Daniel Spector

Learning to Learn

The more that I try to wrap my head around loops, variables and conditions the more I realize that coding is an art. Most people have assumed that the advent of the computer age would usher in a new era where robot-speak would be the norm and people would be shunned for their creative expressions.

In my experience, it is just the opposite. Learning to code has been one of the most eye-opening experiences of my life because I’ve never considered how much we rely on understood social norms when communicating. When we our friend a simple question, there is so much meaning that’s understood by both parties which we take for granted. Chris Pine in his classic book “Learn to Program” points this out perfectly when he asking a friend to make a peanut butter & jelly sandwich. Even if your friend has never stepped into a kitchen before, its really simple to instruct someone to make you a sandwich. Computers are not like that at all. You can instruct your friend to “spread the peanut butter” but if you tried that with a computer you would get an error. Why? Because what does spread mean? Spread with what? How to spread? Where does the peanut butter go? All of these simple understood norms go away when you’re dealing with a computer.

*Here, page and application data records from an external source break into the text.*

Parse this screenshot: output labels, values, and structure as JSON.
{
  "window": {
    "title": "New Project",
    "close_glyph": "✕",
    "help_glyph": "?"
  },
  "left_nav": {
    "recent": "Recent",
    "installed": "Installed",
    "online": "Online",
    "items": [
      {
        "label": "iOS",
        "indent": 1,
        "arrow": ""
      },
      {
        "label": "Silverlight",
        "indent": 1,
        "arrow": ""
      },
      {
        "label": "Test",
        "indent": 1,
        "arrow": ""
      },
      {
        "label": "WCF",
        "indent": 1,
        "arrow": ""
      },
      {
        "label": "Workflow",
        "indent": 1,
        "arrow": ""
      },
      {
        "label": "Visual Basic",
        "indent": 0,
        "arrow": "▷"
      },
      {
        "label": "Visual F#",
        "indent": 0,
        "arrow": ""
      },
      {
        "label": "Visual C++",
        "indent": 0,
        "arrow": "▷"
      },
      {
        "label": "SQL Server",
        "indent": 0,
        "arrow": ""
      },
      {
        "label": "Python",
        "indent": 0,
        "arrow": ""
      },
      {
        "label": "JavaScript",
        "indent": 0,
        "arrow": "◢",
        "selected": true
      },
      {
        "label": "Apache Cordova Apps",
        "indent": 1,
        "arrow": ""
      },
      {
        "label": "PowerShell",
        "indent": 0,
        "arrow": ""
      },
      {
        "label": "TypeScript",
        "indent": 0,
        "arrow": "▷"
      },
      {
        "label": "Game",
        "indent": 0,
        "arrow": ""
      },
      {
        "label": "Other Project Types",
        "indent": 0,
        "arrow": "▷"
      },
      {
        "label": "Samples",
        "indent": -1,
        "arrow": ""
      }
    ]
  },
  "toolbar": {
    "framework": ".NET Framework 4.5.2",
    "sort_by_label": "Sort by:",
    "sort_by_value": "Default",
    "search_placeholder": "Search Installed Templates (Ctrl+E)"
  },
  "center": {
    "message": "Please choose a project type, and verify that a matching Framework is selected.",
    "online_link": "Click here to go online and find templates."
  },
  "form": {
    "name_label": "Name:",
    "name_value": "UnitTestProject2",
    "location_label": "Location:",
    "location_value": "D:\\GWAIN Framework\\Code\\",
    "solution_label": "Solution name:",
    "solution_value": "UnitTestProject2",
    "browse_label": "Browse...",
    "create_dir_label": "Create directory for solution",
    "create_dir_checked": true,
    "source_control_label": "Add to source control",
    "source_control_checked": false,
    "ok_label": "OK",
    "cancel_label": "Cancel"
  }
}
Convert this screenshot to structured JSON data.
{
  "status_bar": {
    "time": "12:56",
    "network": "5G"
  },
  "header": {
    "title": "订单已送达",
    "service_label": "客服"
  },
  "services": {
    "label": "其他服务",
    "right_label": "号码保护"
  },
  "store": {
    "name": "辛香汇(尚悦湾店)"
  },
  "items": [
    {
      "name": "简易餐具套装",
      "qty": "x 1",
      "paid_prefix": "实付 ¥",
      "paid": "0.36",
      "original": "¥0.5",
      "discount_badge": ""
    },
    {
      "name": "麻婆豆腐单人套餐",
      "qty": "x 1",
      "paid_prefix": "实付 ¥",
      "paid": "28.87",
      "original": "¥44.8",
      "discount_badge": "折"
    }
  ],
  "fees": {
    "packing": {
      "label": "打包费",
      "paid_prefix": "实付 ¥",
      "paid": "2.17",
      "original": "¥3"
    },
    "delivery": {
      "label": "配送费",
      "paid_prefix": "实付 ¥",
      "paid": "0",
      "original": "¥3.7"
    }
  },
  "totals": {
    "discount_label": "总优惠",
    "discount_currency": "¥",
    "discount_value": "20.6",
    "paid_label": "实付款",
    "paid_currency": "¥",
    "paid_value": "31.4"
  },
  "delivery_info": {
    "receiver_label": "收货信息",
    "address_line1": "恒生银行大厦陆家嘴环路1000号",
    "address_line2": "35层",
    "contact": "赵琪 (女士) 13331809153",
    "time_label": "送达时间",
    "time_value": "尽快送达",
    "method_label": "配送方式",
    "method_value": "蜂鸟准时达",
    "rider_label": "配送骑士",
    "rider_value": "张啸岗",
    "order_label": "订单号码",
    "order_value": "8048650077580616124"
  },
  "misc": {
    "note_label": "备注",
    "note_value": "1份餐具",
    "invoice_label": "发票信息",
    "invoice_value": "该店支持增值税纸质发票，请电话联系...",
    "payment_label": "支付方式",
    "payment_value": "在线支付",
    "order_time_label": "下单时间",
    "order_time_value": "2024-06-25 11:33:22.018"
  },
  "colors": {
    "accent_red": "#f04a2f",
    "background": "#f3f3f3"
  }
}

This is why the most difficult and challenging part of learning to program is learning how to express yourself. When learning your first language, you’re learning to learn. Once you can express yourself in the way that a computer understands, it doesn’t really matter all that much when you have to use curly braces, awkward syntax or parentheses. Those can be learned and most experienced programmers can pick up a new language quickly because they understand the fundamentals of speaking to a computer. I’m hoping that my time at the Flatiron School allows me to learn to learn.